Work task — Scan the records below and report how many lines contain the word "name", giving the number by itself.

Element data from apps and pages
=== Begin Enclosure ===
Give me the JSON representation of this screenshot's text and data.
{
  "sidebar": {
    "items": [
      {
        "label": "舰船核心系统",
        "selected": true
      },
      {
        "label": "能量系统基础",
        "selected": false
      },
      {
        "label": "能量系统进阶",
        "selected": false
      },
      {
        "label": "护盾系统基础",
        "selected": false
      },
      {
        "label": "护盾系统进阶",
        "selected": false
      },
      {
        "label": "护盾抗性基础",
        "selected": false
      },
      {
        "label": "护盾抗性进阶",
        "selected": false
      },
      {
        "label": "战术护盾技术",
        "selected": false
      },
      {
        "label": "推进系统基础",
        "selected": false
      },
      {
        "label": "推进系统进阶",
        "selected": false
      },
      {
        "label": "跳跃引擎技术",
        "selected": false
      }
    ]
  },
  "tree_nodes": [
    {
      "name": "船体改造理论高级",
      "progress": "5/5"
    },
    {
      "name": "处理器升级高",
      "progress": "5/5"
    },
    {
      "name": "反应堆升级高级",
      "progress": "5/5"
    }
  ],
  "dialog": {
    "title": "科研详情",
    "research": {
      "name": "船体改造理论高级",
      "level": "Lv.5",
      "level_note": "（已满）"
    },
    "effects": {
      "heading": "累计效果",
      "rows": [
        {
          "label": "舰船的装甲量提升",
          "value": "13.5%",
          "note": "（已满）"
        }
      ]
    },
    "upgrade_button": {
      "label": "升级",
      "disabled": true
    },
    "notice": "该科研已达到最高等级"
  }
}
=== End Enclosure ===
Result — 4